= To do =
Where in the listing does the word "this" appear? Report each line that holds it.
::::::::::
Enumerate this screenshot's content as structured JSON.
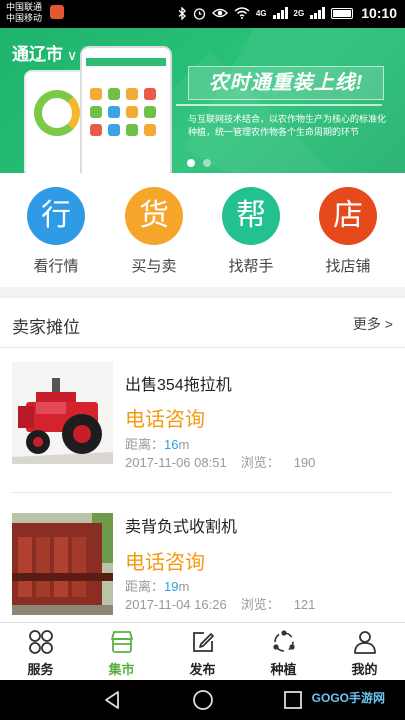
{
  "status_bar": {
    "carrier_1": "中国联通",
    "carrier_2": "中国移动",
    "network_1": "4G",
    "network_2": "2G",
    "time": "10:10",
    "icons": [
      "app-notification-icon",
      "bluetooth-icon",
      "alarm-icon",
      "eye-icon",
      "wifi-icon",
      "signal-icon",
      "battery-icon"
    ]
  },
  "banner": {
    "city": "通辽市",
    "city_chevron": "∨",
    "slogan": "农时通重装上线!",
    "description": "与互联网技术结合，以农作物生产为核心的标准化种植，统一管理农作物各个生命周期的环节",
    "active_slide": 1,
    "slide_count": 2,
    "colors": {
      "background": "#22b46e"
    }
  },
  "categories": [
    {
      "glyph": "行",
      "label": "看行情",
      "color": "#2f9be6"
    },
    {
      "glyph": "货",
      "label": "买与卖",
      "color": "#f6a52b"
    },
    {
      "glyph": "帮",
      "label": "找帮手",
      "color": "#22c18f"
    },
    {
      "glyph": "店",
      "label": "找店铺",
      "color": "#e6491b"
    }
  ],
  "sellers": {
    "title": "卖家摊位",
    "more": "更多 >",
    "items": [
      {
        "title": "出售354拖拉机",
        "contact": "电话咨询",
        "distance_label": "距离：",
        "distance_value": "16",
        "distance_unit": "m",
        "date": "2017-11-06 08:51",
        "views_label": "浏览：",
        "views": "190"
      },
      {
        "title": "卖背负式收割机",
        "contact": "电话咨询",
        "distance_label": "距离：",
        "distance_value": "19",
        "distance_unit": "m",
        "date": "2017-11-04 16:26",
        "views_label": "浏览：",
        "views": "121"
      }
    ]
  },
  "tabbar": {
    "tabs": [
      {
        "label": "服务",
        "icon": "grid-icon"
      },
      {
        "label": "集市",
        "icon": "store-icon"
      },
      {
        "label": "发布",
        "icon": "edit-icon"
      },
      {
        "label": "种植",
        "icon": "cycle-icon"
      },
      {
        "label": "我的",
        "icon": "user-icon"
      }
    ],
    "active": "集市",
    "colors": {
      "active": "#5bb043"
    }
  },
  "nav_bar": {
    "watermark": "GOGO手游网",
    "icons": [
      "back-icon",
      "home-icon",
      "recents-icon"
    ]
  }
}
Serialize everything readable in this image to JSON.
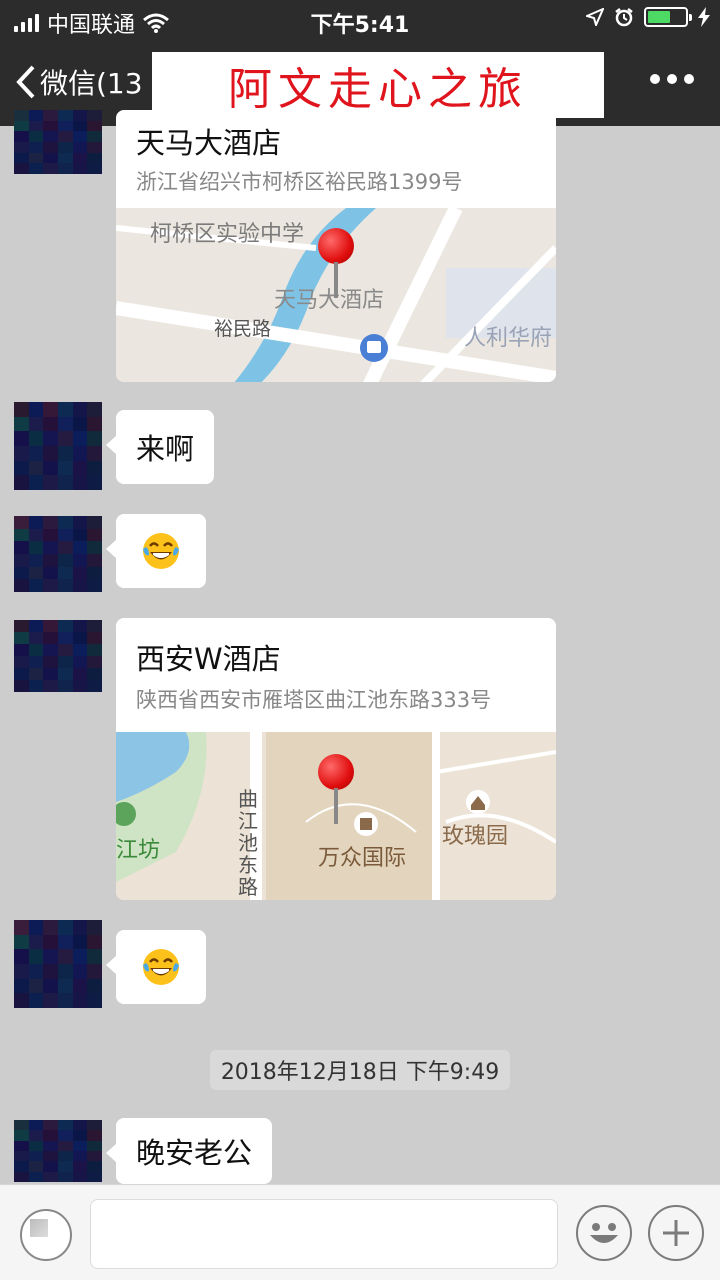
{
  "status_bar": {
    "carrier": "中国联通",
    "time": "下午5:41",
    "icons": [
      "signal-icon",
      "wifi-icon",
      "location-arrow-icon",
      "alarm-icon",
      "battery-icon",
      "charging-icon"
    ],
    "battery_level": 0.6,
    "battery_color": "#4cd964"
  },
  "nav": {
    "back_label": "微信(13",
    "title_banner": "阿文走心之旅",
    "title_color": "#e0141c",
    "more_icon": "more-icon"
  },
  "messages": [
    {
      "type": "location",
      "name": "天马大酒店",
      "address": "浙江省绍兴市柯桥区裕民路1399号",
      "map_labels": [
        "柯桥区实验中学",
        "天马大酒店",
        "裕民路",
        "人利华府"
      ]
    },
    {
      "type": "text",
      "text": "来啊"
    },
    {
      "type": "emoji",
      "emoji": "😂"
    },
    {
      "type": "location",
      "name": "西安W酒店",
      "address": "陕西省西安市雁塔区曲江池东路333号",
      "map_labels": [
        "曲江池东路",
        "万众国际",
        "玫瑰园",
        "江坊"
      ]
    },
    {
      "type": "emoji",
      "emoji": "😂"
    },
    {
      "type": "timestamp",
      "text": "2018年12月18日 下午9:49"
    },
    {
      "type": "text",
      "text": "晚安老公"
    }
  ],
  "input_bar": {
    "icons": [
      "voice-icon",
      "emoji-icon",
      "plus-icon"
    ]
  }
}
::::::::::
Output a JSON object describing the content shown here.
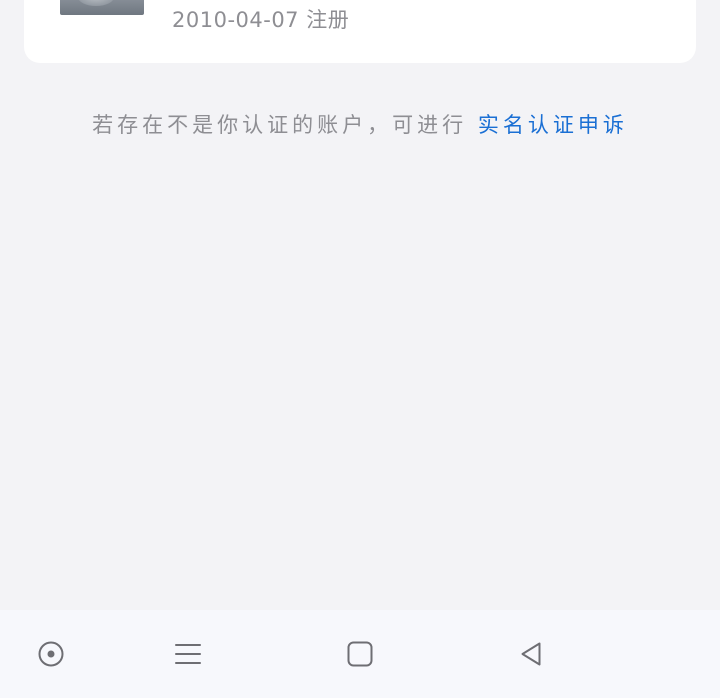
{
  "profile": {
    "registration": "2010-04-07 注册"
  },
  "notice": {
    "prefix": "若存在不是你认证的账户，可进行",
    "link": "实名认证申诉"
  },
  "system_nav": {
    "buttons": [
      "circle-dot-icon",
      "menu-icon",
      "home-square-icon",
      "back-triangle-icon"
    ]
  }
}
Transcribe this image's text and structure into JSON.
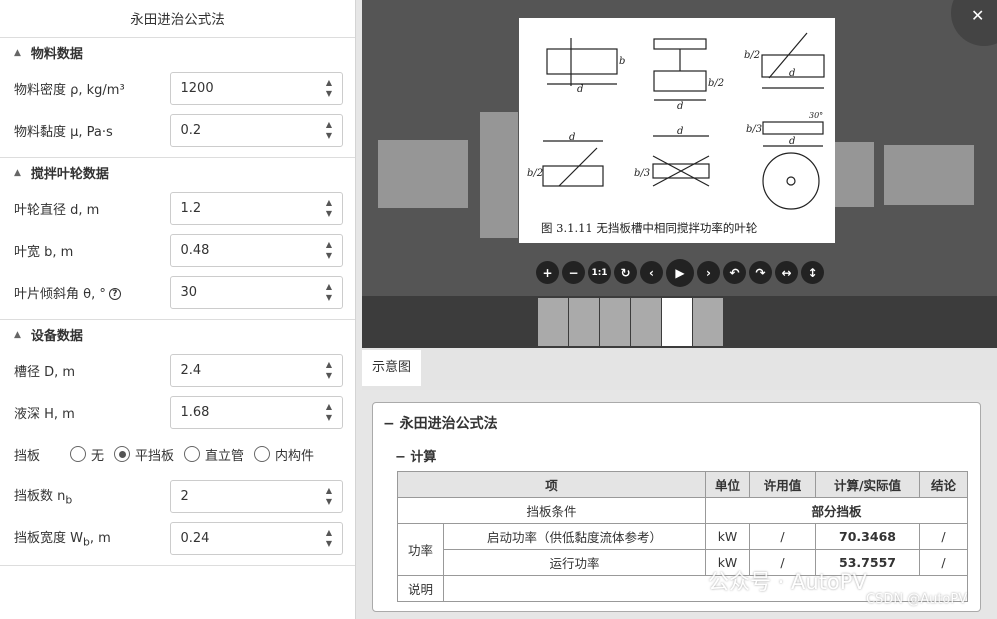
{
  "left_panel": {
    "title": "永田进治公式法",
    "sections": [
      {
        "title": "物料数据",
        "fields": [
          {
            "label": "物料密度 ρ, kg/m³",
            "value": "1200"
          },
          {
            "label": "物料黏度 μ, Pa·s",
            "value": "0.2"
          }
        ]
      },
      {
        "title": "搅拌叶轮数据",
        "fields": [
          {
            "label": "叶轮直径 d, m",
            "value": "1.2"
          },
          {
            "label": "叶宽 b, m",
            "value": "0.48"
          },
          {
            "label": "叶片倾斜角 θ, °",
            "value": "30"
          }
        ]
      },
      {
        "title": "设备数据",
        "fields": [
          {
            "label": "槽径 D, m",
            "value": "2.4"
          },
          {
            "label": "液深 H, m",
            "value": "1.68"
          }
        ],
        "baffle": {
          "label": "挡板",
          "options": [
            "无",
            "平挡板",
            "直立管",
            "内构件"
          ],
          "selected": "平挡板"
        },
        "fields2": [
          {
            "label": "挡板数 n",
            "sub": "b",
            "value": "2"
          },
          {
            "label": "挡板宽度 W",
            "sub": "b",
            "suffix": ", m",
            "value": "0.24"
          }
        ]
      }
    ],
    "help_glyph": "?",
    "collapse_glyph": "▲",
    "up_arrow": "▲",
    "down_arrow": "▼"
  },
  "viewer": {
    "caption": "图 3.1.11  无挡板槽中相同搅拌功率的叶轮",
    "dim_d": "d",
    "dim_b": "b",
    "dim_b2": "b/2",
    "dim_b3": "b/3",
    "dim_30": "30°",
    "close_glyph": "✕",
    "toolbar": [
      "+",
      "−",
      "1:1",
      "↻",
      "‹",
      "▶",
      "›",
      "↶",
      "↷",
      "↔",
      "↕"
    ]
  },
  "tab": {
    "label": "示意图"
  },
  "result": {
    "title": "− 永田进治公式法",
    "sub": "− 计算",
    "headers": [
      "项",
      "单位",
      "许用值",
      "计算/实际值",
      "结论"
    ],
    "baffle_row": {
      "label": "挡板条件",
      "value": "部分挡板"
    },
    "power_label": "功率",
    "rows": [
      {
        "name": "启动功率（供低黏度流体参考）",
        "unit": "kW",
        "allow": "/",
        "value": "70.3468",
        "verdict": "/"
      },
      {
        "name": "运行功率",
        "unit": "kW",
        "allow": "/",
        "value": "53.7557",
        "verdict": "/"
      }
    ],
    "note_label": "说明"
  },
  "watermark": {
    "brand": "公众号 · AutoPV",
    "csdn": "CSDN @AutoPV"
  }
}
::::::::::
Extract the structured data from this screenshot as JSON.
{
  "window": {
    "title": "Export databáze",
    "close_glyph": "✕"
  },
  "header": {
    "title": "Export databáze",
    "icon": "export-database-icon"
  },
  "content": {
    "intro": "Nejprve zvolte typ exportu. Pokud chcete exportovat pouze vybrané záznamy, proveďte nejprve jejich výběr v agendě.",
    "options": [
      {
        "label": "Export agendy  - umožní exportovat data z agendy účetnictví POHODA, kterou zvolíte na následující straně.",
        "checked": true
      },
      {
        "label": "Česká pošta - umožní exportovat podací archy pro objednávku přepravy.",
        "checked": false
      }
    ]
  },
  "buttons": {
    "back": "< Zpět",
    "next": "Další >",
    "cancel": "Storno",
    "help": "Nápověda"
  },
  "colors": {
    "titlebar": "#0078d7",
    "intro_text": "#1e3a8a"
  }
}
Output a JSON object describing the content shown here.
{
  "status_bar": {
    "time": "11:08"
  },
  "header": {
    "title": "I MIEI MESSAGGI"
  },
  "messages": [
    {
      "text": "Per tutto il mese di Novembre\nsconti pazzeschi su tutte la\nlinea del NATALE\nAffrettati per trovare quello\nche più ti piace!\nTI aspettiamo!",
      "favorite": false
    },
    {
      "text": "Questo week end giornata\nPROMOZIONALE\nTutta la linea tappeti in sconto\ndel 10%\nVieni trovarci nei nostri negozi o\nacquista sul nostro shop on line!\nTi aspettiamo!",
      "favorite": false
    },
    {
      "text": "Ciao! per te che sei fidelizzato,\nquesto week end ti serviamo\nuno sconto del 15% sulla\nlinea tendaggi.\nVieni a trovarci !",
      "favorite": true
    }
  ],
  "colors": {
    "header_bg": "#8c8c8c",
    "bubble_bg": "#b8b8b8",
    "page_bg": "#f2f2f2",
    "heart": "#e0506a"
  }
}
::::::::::
= Task solution =
Enumerate this screenshot's content as structured JSON.
Serialize everything readable in this image to JSON.
Transcribe this image's text and structure into JSON.
Extract the structured data from this screenshot as JSON.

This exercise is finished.